4 And the priest answered David, and said, There is no common bread under mine hand, but there is hallowed bread; if the young men have kept themselves at least from women.
4 But the priest answered David, "I don't have any ordinary bread on hand; however, there is some consecrated bread here-provided the men have kept themselves from women."
4 And the priest answered David, "I have no common bread on hand, but there is holy bread-- if the young men have kept themselves from women."
4 "I don't have any regular bread on hand," said the priest. "I only have holy bread. If your men have not slept with women recently, it's yours."
4 And the priest answered David and said, "There is no common bread on hand; but there is holy bread, if the young men have at least kept themselves from women."

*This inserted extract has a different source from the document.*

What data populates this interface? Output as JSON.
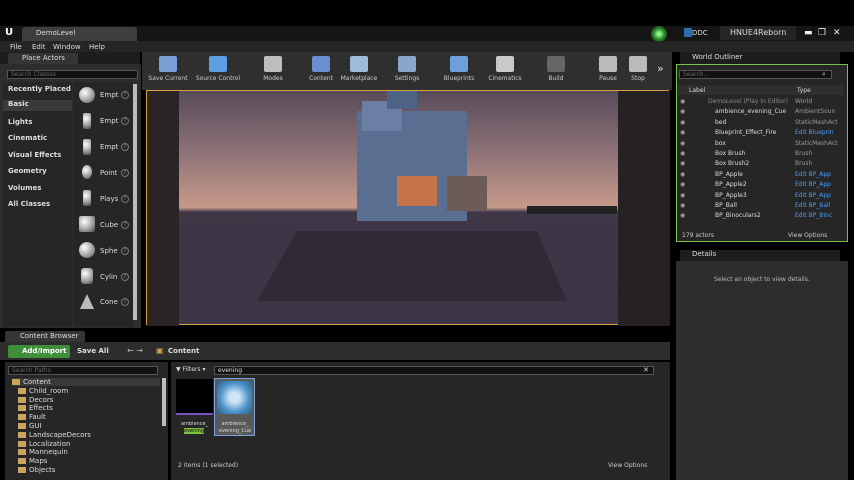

4 "We don't have any regular bread," the priest replied. "But there is the holy bread, which you can have if your young men have not slept with any women recently."
Matthew Henry's Commentary on 1 Samuel 21:4

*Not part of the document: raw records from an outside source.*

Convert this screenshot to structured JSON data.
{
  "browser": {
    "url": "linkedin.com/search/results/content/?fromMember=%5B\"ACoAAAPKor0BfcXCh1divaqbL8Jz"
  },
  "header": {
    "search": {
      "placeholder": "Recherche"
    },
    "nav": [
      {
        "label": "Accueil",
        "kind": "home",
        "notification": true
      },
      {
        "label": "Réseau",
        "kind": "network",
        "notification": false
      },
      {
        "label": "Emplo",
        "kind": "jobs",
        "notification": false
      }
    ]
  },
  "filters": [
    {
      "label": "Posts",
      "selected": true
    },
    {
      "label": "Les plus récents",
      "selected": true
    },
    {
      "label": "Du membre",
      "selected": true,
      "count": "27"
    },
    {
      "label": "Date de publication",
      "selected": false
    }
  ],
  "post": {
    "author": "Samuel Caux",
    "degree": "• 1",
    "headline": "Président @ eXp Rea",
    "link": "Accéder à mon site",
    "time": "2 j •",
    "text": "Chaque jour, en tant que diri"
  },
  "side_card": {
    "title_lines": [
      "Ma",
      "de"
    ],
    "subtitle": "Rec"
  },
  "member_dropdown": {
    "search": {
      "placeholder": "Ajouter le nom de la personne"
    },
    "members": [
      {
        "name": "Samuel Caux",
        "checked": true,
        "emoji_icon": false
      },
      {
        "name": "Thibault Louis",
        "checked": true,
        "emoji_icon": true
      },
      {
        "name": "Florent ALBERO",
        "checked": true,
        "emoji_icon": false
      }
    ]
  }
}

Commentary on 1 Samuel 21:1-9
(Read 1 Samuel 21:1-9)
David, in distress, fled to the tabernacle of God. It is great comfort in a day of trouble, that we have a God to go to, to whom we may open our cases, and from whom we may ask and expect direction. David told Ahimelech a gross untruth. What shall we say to this? The Scripture does not conceal it, and we dare not justify it; it was ill done, and proved of bad consequence; for it occasioned the death of the priests of the Lord. David thought upon it afterward with regret. David had great faith and courage, yet both failed him; he fell thus foully through fear and cowardice, and owing to the weakness of his faith. Had he trusted God aright, he would not have used such a sorry, sinful shift for his own preservation. It is written, not for us to do the like, no, not in the greatest straits, but for our warning. David asked of Ahimelech bread and a sword. Ahimelech supposed they might eat the shew-bread. The Son of David taught from it, that mercy is to be preferred to sacrifice; that ritual observances must give way to moral duties. Doeg set his foot as far within the tabernacle as David did. We little know with what hearts people come to the house of God, nor what use they will make of pretended devotion. If many come in simplicity of heart to serve their God, others come to observe their teachers and to prove accusers. Only God and the event can distinguish between a David and a Doeg, when both are in the tabernacle.